Work required = Please retype all of the data below, word for word.

——————

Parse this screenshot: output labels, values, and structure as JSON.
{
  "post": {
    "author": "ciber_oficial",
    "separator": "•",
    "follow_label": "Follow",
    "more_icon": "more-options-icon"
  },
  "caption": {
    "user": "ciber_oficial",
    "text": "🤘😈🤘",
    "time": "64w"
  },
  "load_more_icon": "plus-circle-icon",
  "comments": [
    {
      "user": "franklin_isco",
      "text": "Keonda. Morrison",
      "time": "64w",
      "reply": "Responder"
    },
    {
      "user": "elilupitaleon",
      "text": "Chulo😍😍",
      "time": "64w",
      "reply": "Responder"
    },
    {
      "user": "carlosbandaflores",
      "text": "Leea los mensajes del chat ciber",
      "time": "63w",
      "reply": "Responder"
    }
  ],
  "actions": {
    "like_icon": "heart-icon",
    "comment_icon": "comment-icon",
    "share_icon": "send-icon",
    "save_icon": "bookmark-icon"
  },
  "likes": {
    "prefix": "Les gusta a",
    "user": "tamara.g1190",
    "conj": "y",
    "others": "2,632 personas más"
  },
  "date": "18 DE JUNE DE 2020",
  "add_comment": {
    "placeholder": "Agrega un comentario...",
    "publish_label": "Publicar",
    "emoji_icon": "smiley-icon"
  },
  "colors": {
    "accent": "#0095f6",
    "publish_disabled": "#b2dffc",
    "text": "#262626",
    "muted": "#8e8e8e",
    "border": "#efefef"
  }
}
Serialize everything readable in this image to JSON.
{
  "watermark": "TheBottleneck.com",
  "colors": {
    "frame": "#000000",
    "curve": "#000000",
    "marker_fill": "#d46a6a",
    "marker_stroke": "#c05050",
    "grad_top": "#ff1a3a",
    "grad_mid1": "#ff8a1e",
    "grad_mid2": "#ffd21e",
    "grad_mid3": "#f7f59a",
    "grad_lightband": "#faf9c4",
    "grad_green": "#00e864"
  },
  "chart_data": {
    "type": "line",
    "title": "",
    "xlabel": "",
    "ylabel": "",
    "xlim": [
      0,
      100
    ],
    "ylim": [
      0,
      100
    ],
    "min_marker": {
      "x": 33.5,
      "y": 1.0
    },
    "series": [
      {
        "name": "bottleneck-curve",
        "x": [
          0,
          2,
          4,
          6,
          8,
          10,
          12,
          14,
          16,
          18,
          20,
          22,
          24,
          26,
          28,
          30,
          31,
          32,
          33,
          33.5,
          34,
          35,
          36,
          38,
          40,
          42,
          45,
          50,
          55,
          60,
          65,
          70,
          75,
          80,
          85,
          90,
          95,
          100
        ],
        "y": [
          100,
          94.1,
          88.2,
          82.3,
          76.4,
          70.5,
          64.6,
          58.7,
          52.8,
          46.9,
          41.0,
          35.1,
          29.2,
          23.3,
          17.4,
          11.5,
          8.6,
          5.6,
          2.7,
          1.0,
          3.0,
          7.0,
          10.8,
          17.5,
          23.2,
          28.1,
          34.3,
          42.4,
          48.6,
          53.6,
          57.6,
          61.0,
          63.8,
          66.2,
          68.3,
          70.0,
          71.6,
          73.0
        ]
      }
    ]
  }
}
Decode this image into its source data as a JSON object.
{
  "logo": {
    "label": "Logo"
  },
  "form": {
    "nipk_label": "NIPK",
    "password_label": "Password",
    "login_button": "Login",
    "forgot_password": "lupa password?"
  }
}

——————

The completed task =
Parse this screenshot: output labels, values, and structure as JSON.
{
  "post": {
    "author": "ciber_oficial",
    "separator": "•",
    "follow_label": "Follow",
    "more_icon": "more-options-icon"
  },
  "caption": {
    "user": "ciber_oficial",
    "text": "🤘😈🤘",
    "time": "64w"
  },
  "load_more_icon": "plus-circle-icon",
  "comments": [
    {
      "user": "franklin_isco",
      "text": "Keonda. Morrison",
      "time": "64w",
      "reply": "Responder"
    },
    {
      "user": "elilupitaleon",
      "text": "Chulo😍😍",
      "time": "64w",
      "reply": "Responder"
    },
    {
      "user": "carlosbandaflores",
      "text": "Leea los mensajes del chat ciber",
      "time": "63w",
      "reply": "Responder"
    }
  ],
  "actions": {
    "like_icon": "heart-icon",
    "comment_icon": "comment-icon",
    "share_icon": "send-icon",
    "save_icon": "bookmark-icon"
  },
  "likes": {
    "prefix": "Les gusta a",
    "user": "tamara.g1190",
    "conj": "y",
    "others": "2,632 personas más"
  },
  "date": "18 DE JUNE DE 2020",
  "add_comment": {
    "placeholder": "Agrega un comentario...",
    "publish_label": "Publicar",
    "emoji_icon": "smiley-icon"
  },
  "colors": {
    "accent": "#0095f6",
    "publish_disabled": "#b2dffc",
    "text": "#262626",
    "muted": "#8e8e8e",
    "border": "#efefef"
  }
}
Serialize everything readable in this image to JSON.
{
  "watermark": "TheBottleneck.com",
  "colors": {
    "frame": "#000000",
    "curve": "#000000",
    "marker_fill": "#d46a6a",
    "marker_stroke": "#c05050",
    "grad_top": "#ff1a3a",
    "grad_mid1": "#ff8a1e",
    "grad_mid2": "#ffd21e",
    "grad_mid3": "#f7f59a",
    "grad_lightband": "#faf9c4",
    "grad_green": "#00e864"
  },
  "chart_data": {
    "type": "line",
    "title": "",
    "xlabel": "",
    "ylabel": "",
    "xlim": [
      0,
      100
    ],
    "ylim": [
      0,
      100
    ],
    "min_marker": {
      "x": 33.5,
      "y": 1.0
    },
    "series": [
      {
        "name": "bottleneck-curve",
        "x": [
          0,
          2,
          4,
          6,
          8,
          10,
          12,
          14,
          16,
          18,
          20,
          22,
          24,
          26,
          28,
          30,
          31,
          32,
          33,
          33.5,
          34,
          35,
          36,
          38,
          40,
          42,
          45,
          50,
          55,
          60,
          65,
          70,
          75,
          80,
          85,
          90,
          95,
          100
        ],
        "y": [
          100,
          94.1,
          88.2,
          82.3,
          76.4,
          70.5,
          64.6,
          58.7,
          52.8,
          46.9,
          41.0,
          35.1,
          29.2,
          23.3,
          17.4,
          11.5,
          8.6,
          5.6,
          2.7,
          1.0,
          3.0,
          7.0,
          10.8,
          17.5,
          23.2,
          28.1,
          34.3,
          42.4,
          48.6,
          53.6,
          57.6,
          61.0,
          63.8,
          66.2,
          68.3,
          70.0,
          71.6,
          73.0
        ]
      }
    ]
  }
}
Decode this image into its source data as a JSON object.
{
  "logo": {
    "label": "Logo"
  },
  "form": {
    "nipk_label": "NIPK",
    "password_label": "Password",
    "login_button": "Login",
    "forgot_password": "lupa password?"
  }
}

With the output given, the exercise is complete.